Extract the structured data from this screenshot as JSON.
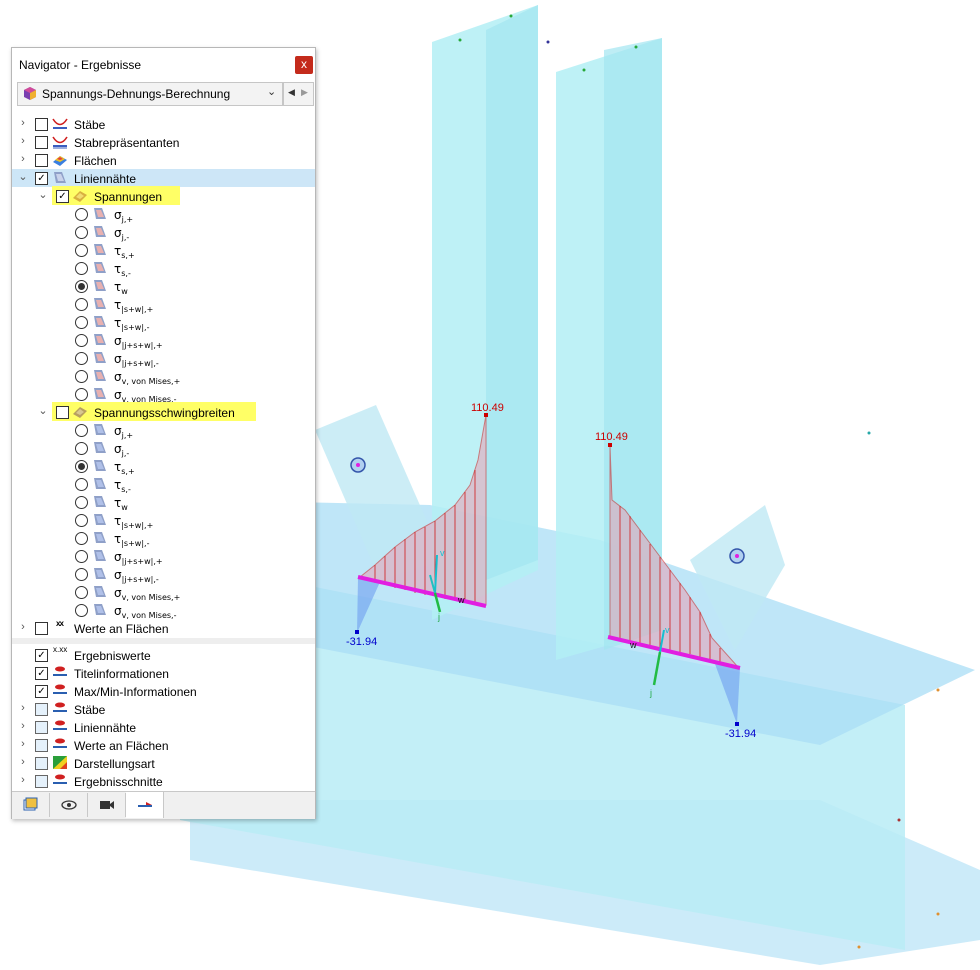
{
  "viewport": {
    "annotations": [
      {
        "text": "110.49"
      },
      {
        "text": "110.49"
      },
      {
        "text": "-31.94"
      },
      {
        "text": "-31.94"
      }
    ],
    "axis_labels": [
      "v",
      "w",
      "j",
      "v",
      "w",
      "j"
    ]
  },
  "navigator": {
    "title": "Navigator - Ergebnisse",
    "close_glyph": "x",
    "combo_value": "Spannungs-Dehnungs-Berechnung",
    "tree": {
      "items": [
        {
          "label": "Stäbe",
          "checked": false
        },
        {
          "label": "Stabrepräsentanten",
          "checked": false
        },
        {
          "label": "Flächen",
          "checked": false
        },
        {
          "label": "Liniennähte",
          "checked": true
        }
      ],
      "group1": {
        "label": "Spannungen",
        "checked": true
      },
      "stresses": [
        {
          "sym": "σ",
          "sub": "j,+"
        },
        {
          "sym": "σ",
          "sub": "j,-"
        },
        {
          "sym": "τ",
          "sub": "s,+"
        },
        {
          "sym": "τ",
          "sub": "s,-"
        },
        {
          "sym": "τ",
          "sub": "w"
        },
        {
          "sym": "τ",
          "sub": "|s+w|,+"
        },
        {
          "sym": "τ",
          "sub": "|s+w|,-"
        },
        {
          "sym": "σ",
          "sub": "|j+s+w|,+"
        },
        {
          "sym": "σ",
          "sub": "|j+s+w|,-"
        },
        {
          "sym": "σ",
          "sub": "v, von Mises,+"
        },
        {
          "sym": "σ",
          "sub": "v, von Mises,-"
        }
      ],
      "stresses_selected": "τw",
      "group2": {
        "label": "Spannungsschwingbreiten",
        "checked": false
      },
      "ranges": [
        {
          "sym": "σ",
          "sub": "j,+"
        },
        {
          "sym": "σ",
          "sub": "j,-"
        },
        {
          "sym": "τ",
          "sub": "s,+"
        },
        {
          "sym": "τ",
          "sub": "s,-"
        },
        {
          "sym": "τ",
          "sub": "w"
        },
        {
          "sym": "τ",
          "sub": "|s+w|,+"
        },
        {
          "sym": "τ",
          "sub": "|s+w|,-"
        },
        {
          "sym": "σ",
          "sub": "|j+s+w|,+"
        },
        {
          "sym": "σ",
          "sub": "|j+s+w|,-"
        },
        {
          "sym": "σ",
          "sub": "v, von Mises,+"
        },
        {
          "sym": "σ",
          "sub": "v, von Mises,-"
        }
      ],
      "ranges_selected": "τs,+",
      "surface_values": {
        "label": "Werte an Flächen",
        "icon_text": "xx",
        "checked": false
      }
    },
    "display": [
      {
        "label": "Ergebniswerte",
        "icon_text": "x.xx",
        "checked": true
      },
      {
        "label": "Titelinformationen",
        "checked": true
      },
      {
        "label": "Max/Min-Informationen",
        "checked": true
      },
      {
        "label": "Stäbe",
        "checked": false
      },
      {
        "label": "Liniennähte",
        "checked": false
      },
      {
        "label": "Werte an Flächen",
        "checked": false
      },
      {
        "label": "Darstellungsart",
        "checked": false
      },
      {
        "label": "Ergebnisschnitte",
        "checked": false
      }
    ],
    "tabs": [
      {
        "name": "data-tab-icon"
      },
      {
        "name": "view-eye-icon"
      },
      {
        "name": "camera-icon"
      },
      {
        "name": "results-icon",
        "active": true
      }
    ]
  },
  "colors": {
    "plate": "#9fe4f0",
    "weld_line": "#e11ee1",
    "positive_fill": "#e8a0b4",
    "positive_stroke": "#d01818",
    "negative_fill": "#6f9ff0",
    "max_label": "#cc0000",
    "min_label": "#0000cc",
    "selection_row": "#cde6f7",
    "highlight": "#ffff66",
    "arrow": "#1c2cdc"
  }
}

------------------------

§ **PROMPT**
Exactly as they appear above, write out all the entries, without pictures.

§ **ANSWER TO THIS EXERCISE**
Extract the structured data from this screenshot as JSON.
{
  "viewport": {
    "annotations": [
      {
        "text": "110.49"
      },
      {
        "text": "110.49"
      },
      {
        "text": "-31.94"
      },
      {
        "text": "-31.94"
      }
    ],
    "axis_labels": [
      "v",
      "w",
      "j",
      "v",
      "w",
      "j"
    ]
  },
  "navigator": {
    "title": "Navigator - Ergebnisse",
    "close_glyph": "x",
    "combo_value": "Spannungs-Dehnungs-Berechnung",
    "tree": {
      "items": [
        {
          "label": "Stäbe",
          "checked": false
        },
        {
          "label": "Stabrepräsentanten",
          "checked": false
        },
        {
          "label": "Flächen",
          "checked": false
        },
        {
          "label": "Liniennähte",
          "checked": true
        }
      ],
      "group1": {
        "label": "Spannungen",
        "checked": true
      },
      "stresses": [
        {
          "sym": "σ",
          "sub": "j,+"
        },
        {
          "sym": "σ",
          "sub": "j,-"
        },
        {
          "sym": "τ",
          "sub": "s,+"
        },
        {
          "sym": "τ",
          "sub": "s,-"
        },
        {
          "sym": "τ",
          "sub": "w"
        },
        {
          "sym": "τ",
          "sub": "|s+w|,+"
        },
        {
          "sym": "τ",
          "sub": "|s+w|,-"
        },
        {
          "sym": "σ",
          "sub": "|j+s+w|,+"
        },
        {
          "sym": "σ",
          "sub": "|j+s+w|,-"
        },
        {
          "sym": "σ",
          "sub": "v, von Mises,+"
        },
        {
          "sym": "σ",
          "sub": "v, von Mises,-"
        }
      ],
      "stresses_selected": "τw",
      "group2": {
        "label": "Spannungsschwingbreiten",
        "checked": false
      },
      "ranges": [
        {
          "sym": "σ",
          "sub": "j,+"
        },
        {
          "sym": "σ",
          "sub": "j,-"
        },
        {
          "sym": "τ",
          "sub": "s,+"
        },
        {
          "sym": "τ",
          "sub": "s,-"
        },
        {
          "sym": "τ",
          "sub": "w"
        },
        {
          "sym": "τ",
          "sub": "|s+w|,+"
        },
        {
          "sym": "τ",
          "sub": "|s+w|,-"
        },
        {
          "sym": "σ",
          "sub": "|j+s+w|,+"
        },
        {
          "sym": "σ",
          "sub": "|j+s+w|,-"
        },
        {
          "sym": "σ",
          "sub": "v, von Mises,+"
        },
        {
          "sym": "σ",
          "sub": "v, von Mises,-"
        }
      ],
      "ranges_selected": "τs,+",
      "surface_values": {
        "label": "Werte an Flächen",
        "icon_text": "xx",
        "checked": false
      }
    },
    "display": [
      {
        "label": "Ergebniswerte",
        "icon_text": "x.xx",
        "checked": true
      },
      {
        "label": "Titelinformationen",
        "checked": true
      },
      {
        "label": "Max/Min-Informationen",
        "checked": true
      },
      {
        "label": "Stäbe",
        "checked": false
      },
      {
        "label": "Liniennähte",
        "checked": false
      },
      {
        "label": "Werte an Flächen",
        "checked": false
      },
      {
        "label": "Darstellungsart",
        "checked": false
      },
      {
        "label": "Ergebnisschnitte",
        "checked": false
      }
    ],
    "tabs": [
      {
        "name": "data-tab-icon"
      },
      {
        "name": "view-eye-icon"
      },
      {
        "name": "camera-icon"
      },
      {
        "name": "results-icon",
        "active": true
      }
    ]
  },
  "colors": {
    "plate": "#9fe4f0",
    "weld_line": "#e11ee1",
    "positive_fill": "#e8a0b4",
    "positive_stroke": "#d01818",
    "negative_fill": "#6f9ff0",
    "max_label": "#cc0000",
    "min_label": "#0000cc",
    "selection_row": "#cde6f7",
    "highlight": "#ffff66",
    "arrow": "#1c2cdc"
  }
}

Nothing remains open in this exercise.